The headline of today’s front-page feature in the New York Times on the future of health care in this country, “This Election, a Stark Choice in Health Care,” is exactly right. The future of President Obama’s attempt to impose a government-run system on the country that will raise costs and intrude into the personal decisions of individuals is on the line in November. If the president is re-elected, ObamaCare will survive even if the Republicans win control of both houses of Congress. If Mitt Romney wins and the GOP takes the Congress, it is certain to be repealed.

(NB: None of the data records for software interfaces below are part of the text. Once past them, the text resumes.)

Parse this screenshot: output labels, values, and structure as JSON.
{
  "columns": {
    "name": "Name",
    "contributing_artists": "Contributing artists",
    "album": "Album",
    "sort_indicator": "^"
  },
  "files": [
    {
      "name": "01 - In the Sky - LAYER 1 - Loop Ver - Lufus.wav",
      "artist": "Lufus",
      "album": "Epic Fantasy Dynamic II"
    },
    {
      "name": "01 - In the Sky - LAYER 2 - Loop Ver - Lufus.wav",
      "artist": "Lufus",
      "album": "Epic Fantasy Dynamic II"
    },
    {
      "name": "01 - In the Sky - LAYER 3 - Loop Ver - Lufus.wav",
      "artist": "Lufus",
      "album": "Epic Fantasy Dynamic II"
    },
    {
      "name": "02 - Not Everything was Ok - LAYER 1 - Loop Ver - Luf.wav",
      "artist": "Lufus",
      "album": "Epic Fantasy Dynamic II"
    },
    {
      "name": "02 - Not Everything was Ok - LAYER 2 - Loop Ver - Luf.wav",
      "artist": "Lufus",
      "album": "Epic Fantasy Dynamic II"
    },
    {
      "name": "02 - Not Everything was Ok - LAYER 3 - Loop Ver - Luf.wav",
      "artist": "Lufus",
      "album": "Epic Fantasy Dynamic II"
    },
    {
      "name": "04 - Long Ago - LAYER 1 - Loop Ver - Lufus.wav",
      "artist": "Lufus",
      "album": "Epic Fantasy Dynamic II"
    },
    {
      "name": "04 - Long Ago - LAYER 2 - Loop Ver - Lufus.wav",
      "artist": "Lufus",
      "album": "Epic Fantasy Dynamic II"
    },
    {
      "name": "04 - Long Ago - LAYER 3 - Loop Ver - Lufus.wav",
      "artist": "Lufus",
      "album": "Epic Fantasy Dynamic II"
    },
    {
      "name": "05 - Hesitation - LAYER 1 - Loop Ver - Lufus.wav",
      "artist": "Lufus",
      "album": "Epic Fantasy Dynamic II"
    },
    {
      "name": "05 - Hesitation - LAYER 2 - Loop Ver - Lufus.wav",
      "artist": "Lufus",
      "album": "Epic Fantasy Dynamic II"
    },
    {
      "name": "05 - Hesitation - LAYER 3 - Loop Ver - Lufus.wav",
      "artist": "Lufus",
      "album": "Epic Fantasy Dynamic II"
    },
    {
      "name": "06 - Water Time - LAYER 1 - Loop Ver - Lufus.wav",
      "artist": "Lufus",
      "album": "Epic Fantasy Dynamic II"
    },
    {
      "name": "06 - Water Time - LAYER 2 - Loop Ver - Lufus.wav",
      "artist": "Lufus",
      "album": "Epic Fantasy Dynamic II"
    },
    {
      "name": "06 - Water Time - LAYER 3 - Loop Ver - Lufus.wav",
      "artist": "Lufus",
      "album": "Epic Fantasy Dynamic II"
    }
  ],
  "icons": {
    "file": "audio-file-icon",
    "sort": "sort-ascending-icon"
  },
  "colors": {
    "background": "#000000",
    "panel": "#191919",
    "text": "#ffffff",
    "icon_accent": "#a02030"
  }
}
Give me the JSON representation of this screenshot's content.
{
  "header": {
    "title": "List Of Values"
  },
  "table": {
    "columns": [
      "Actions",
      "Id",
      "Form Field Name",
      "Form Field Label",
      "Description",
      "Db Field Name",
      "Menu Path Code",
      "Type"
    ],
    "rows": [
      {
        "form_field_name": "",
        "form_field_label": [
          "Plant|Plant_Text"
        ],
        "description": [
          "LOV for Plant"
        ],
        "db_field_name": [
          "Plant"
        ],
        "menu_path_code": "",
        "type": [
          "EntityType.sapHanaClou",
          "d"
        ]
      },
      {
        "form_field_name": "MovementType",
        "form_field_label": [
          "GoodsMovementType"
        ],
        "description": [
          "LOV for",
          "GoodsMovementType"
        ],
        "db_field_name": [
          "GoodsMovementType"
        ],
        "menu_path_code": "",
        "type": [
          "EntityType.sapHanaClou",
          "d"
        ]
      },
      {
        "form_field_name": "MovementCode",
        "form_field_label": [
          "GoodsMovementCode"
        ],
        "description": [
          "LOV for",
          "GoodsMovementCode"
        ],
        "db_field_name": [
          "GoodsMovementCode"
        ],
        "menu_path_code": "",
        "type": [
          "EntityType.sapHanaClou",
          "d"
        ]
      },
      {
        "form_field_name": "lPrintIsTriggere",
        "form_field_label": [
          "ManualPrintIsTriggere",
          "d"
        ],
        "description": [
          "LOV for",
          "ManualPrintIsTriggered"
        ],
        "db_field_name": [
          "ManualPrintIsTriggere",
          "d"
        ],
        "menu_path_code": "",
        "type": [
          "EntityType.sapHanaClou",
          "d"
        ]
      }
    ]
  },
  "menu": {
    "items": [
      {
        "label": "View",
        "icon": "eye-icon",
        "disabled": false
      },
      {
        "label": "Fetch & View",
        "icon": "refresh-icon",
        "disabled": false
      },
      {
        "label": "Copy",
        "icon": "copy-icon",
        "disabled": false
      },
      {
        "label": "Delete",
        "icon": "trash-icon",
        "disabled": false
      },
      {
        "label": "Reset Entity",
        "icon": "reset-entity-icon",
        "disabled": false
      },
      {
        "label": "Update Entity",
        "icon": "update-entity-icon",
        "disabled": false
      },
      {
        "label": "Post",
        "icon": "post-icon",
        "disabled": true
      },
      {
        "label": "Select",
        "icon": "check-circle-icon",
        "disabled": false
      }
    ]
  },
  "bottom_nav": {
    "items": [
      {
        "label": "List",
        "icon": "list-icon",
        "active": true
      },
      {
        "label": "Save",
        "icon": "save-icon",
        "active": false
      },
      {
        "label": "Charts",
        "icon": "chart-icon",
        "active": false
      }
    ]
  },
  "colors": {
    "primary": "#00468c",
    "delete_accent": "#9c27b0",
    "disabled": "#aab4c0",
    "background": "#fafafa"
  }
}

That’s a rather straight-forward choice, but what is interesting about the article isn’t the editorializing in favor of the bill’s retention in what is ostensibly a news article, but the historical context in which the Times attempts to place this choice. As far as the paper is concerned, the Republicans are not playing by the unwritten rules of modern American politics that state that once liberals pass a major expansion of government power, conservatives are forever barred from rolling it back. That was the conceit behind the president’s decision to ram ObamaCare down the throat of a reluctant Congress and a disapproving American public. He believed that once passed, that would end the discussion for all time. But the funny thing about democracy is that the voters always get the last word and it is that, rather than the rule-braking Republicans, that is the president’s problem.